But beyond his preternatural baseball abilities, Fernández stood out to baseball fans and players alike for his strength of character and the unrivaled joy with which he approached the game. Such reflections were the unifying thread in a series of elegies made over the weekend that were perhaps best encapsulated by the words of Marlins general manager Don Mattingly. Choked up from emotion and holding back tears, Mattingly said of Fernández: “You just see that little kid you see when you watch kids play Little League.
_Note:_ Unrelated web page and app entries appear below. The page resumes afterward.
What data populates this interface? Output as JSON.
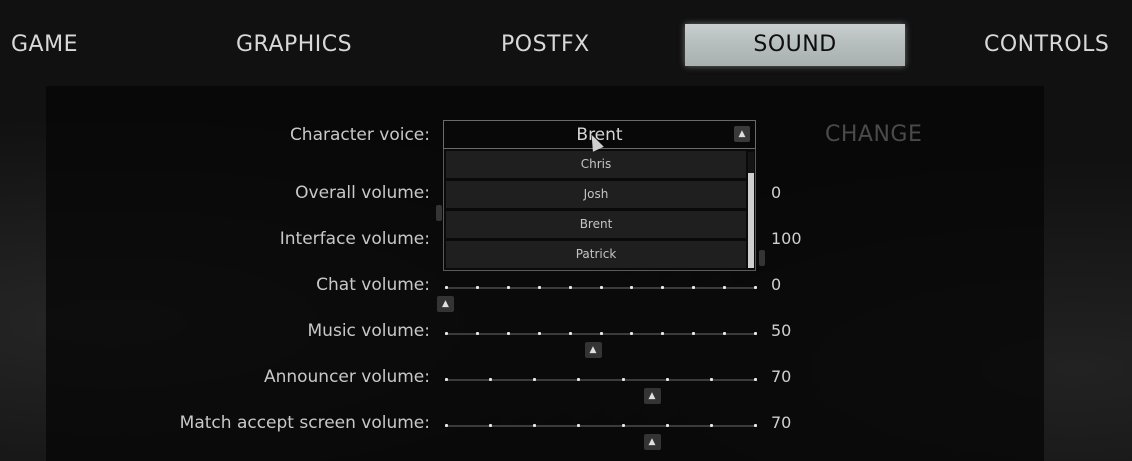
{
  "tabs": [
    {
      "label": "GAME"
    },
    {
      "label": "GRAPHICS"
    },
    {
      "label": "POSTFX"
    },
    {
      "label": "SOUND",
      "active": true
    },
    {
      "label": "CONTROLS"
    }
  ],
  "character_voice": {
    "label": "Character voice:",
    "selected": "Brent",
    "change_label": "CHANGE",
    "options": [
      "Chris",
      "Josh",
      "Brent",
      "Patrick"
    ]
  },
  "settings": [
    {
      "label": "Overall volume:",
      "value": "0",
      "level": 0
    },
    {
      "label": "Interface volume:",
      "value": "100",
      "level": 100
    },
    {
      "label": "Chat volume:",
      "value": "0",
      "level": 0
    },
    {
      "label": "Music volume:",
      "value": "50",
      "level": 50
    },
    {
      "label": "Announcer volume:",
      "value": "70",
      "level": 70
    },
    {
      "label": "Match accept screen volume:",
      "value": "70",
      "level": 70
    }
  ],
  "icons": {
    "caret": "chevron-up-icon",
    "handle": "chevron-up-icon",
    "cursor": "mouse-cursor-icon"
  },
  "colors": {
    "active_tab_bg": "#b9c0c0",
    "text": "#d8d8d8",
    "disabled_text": "#4a4a4a"
  }
}
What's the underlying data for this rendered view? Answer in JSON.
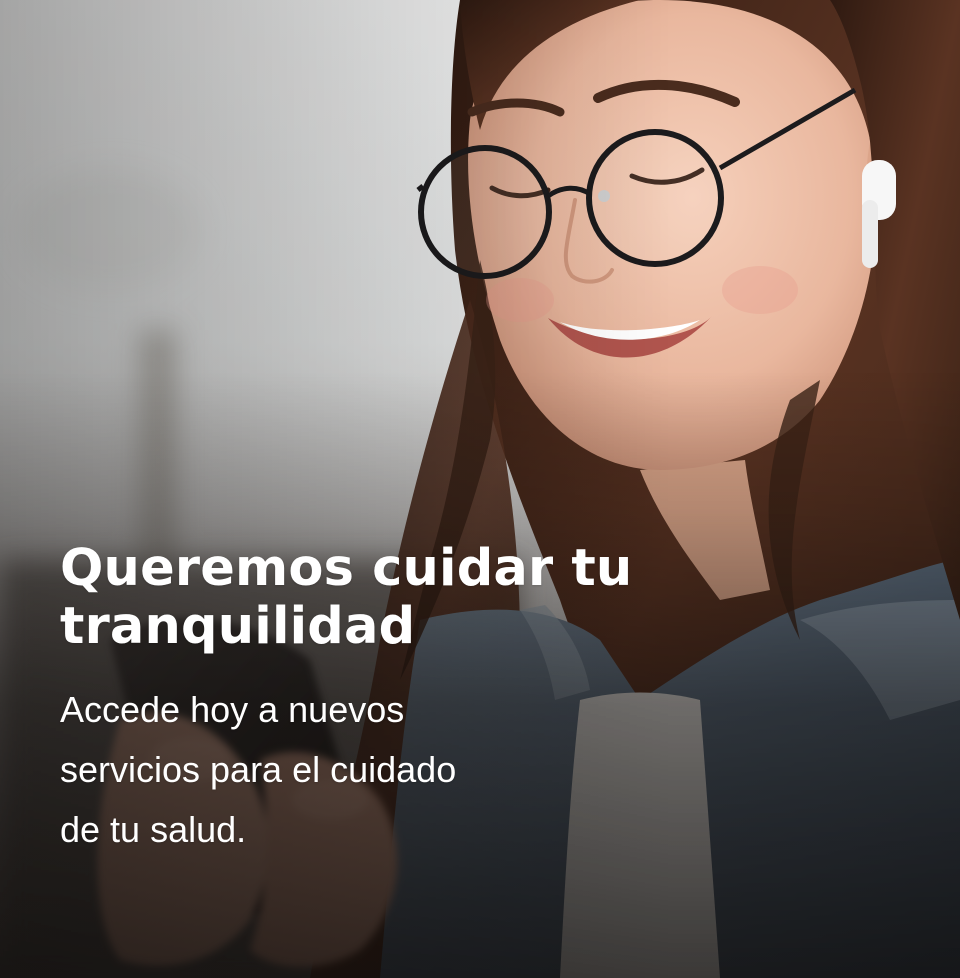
{
  "hero": {
    "photo_icon": "smiling-woman-with-glasses-using-phone-photo",
    "title_lines": [
      "Queremos cuidar tu",
      "tranquilidad"
    ],
    "subtitle_lines": [
      "Accede hoy a nuevos",
      "servicios para el cuidado",
      "de tu salud."
    ],
    "colors": {
      "text": "#ffffff",
      "overlay": "#0a0807",
      "hair": "#4a2a1c",
      "skin": "#e8b69c",
      "denim": "#5d6f82",
      "background": "#f3f4f4"
    }
  }
}
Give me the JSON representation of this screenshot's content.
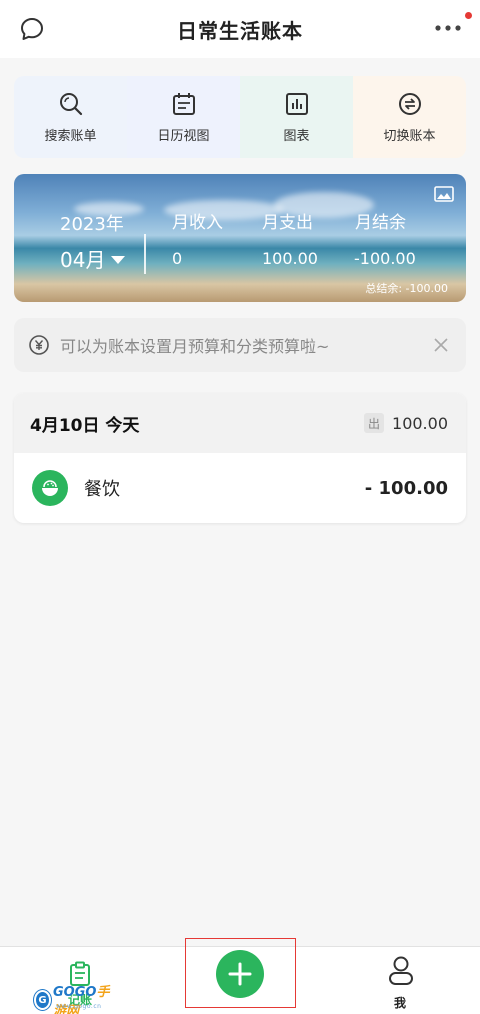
{
  "header": {
    "title": "日常生活账本",
    "left_icon": "chat-bubble-icon",
    "more_icon": "more-dots-icon"
  },
  "quick_actions": [
    {
      "label": "搜索账单",
      "icon": "search-icon"
    },
    {
      "label": "日历视图",
      "icon": "calendar-icon"
    },
    {
      "label": "图表",
      "icon": "chart-icon"
    },
    {
      "label": "切换账本",
      "icon": "switch-icon"
    }
  ],
  "summary": {
    "year": "2023年",
    "month": "04月",
    "income_label": "月收入",
    "income_value": "0",
    "expense_label": "月支出",
    "expense_value": "100.00",
    "balance_label": "月结余",
    "balance_value": "-100.00",
    "total_balance": "总结余: -100.00"
  },
  "tip": {
    "text": "可以为账本设置月预算和分类预算啦~",
    "icon": "yen-budget-icon"
  },
  "records": {
    "day_title": "4月10日 今天",
    "out_badge": "出",
    "day_total": "100.00",
    "items": [
      {
        "category": "餐饮",
        "amount": "- 100.00",
        "icon": "food-bowl-icon"
      }
    ]
  },
  "tabbar": {
    "left_label": "记账",
    "right_label": "我",
    "watermark_brand": "GOGO",
    "watermark_suffix": "手游网",
    "watermark_url": "www.gogo.cn",
    "add_icon": "plus-icon"
  },
  "colors": {
    "accent_green": "#2bb55d",
    "highlight_red": "#e53935"
  }
}
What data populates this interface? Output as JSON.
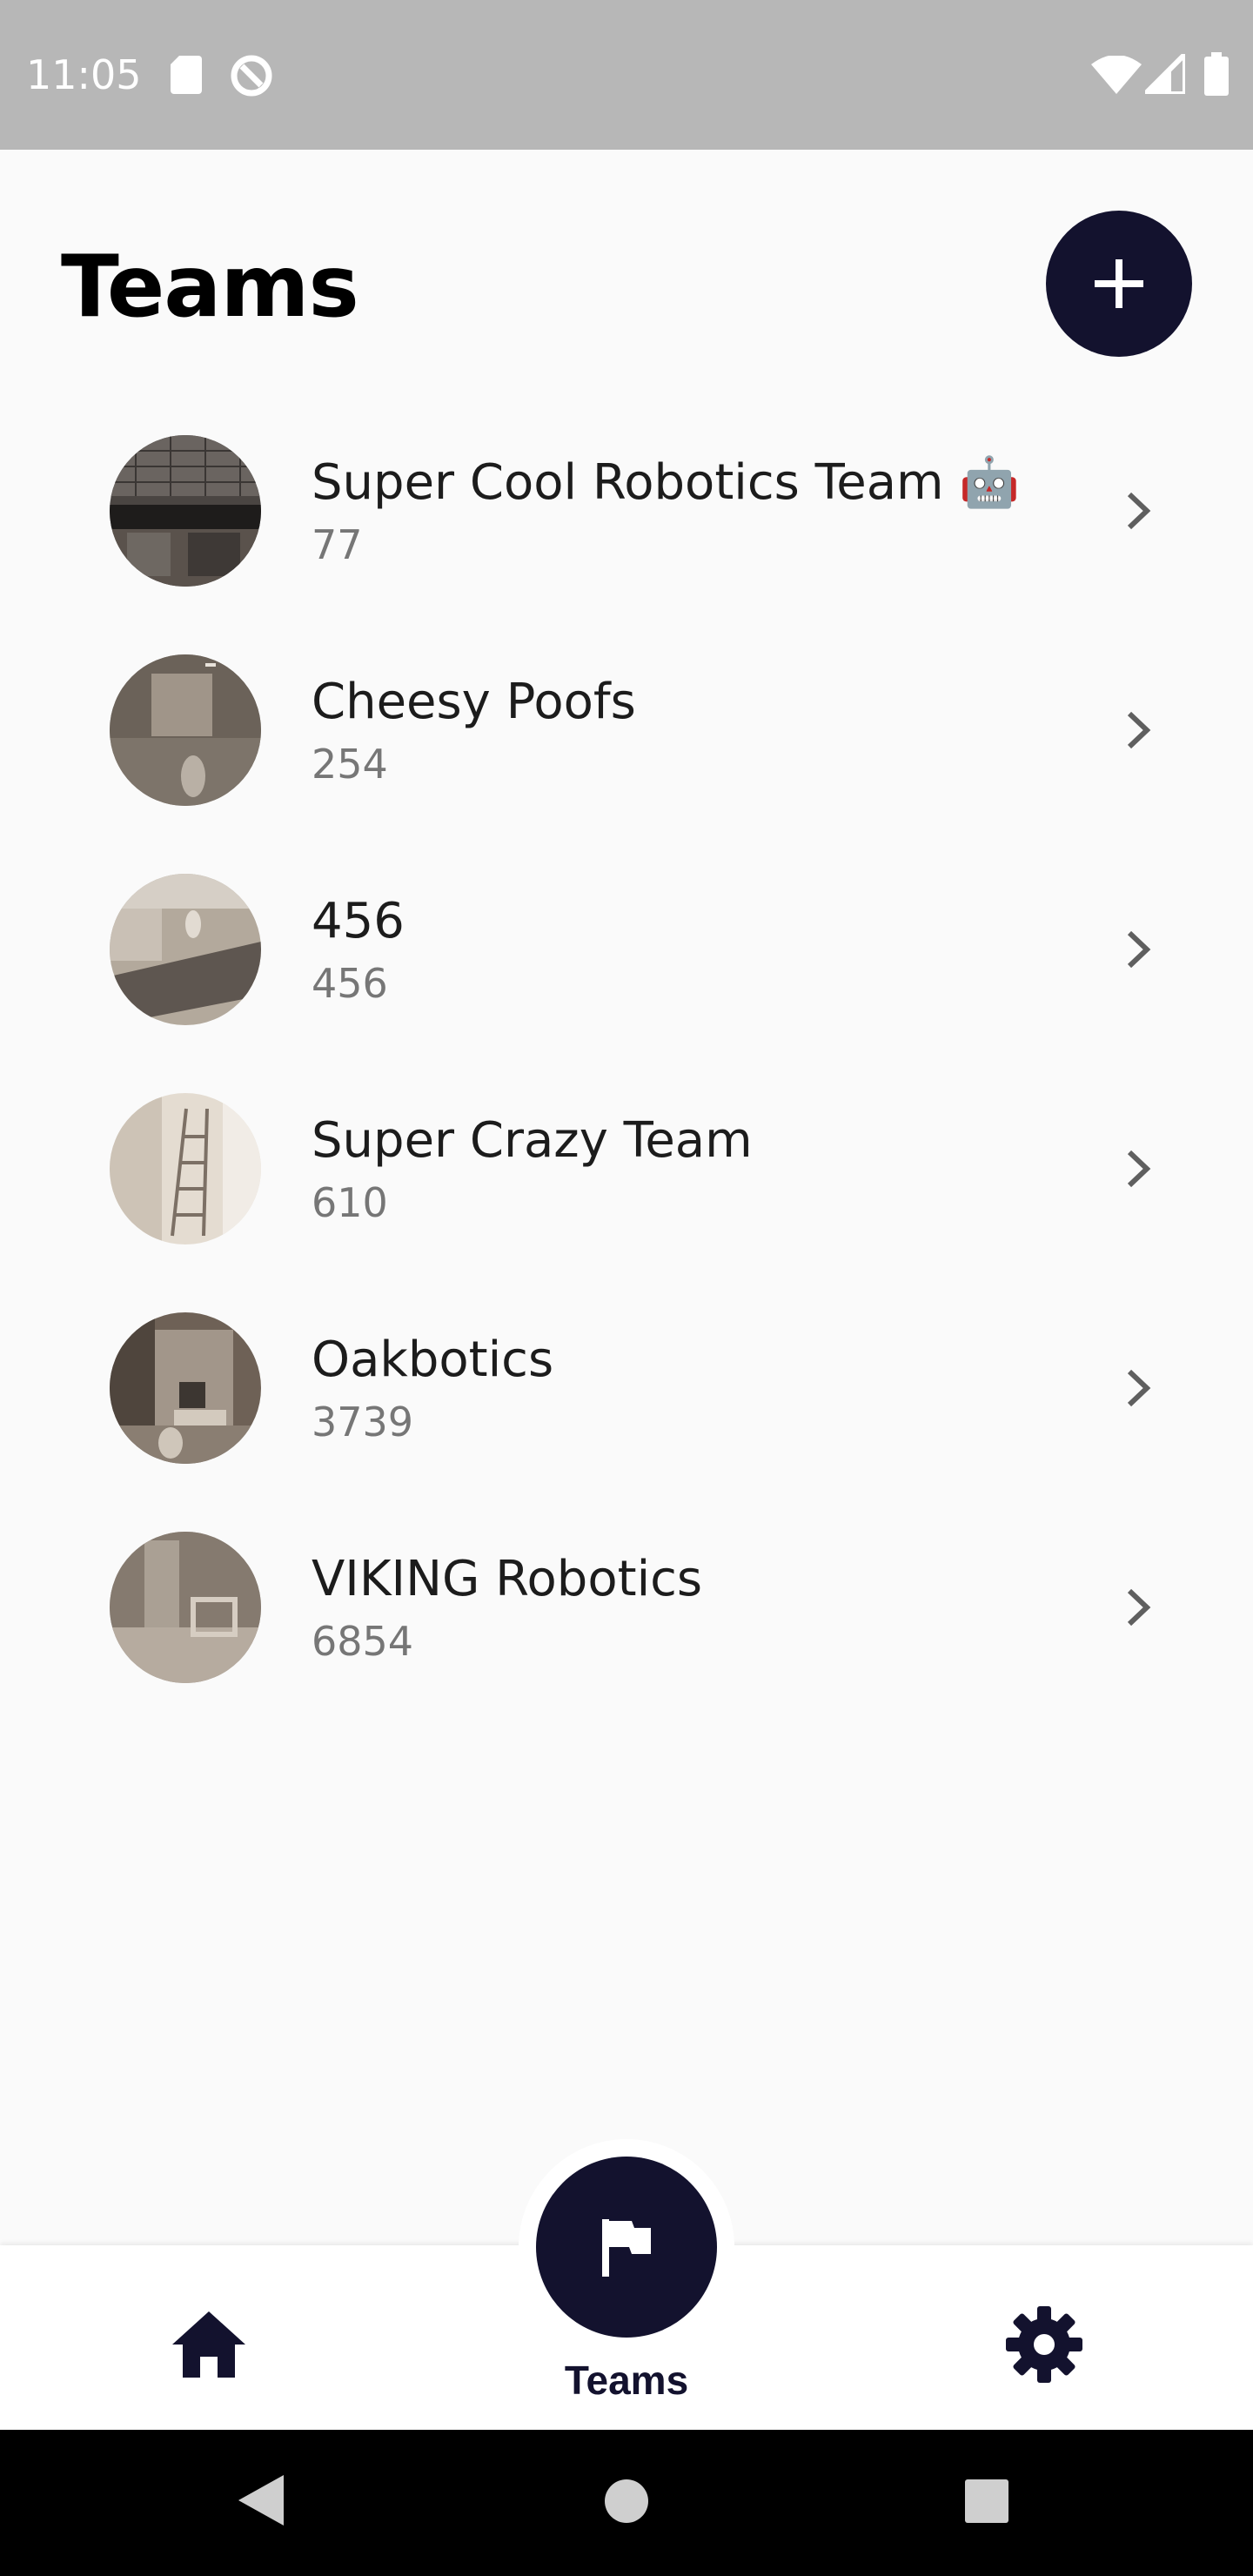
{
  "status_bar": {
    "time": "11:05",
    "left_icons": [
      "sd-card-icon",
      "data-saver-icon"
    ],
    "right_icons": [
      "wifi-icon",
      "signal-icon",
      "battery-icon"
    ]
  },
  "header": {
    "title": "Teams",
    "add_button_icon": "plus-icon"
  },
  "teams": [
    {
      "name": "Super Cool Robotics Team 🤖",
      "number": "77"
    },
    {
      "name": "Cheesy Poofs",
      "number": "254"
    },
    {
      "name": "456",
      "number": "456"
    },
    {
      "name": "Super Crazy Team",
      "number": "610"
    },
    {
      "name": "Oakbotics",
      "number": "3739"
    },
    {
      "name": "VIKING Robotics",
      "number": "6854"
    }
  ],
  "bottom_nav": {
    "home_icon": "home-icon",
    "teams_icon": "flag-icon",
    "teams_label": "Teams",
    "settings_icon": "gear-icon"
  },
  "system_nav": {
    "icons": [
      "back-icon",
      "home-circle-icon",
      "recents-icon"
    ]
  },
  "colors": {
    "accent": "#13122e",
    "background": "#fafafa",
    "status_bar": "#b7b7b7"
  }
}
That’s the joy that Jose played with, and the passion he felt about playing.”

Since his death, many have highlighted the resilience he and his family showed on their three failed attempts at fleeing Cuba, which earned a teenage Fernández prison time on the island; and his heroism when, on the daring maritime journey that would ultimately bring him to the United States, his mother fell overboard during a bout of bad weather and he dove in to save her.

Then of course, there was the unconditional love and affection he showed toward his grandmother, Olga, with whom he reunited after the Marlins negotiated a two-year visa that allowed her to come over from Cuba in 2014. A highly publicized video documenting their emotional first reunion since Fernández left the island won the hearts of baseball fans all over Florida and beyond, while cementing the promising young player as an emblem for the struggles of Miami’s Cuban immigrant community.

In all, there’s no question that Fernández was poised to be one of baseball’s all-time greats, and at only 24, the young man had already begun to forge his legend both on and off the field. His passing will undoubtedly be remembered as one of the great losses to history of baseball, and more acutely, to the history of Cuban peloteros in the MLB.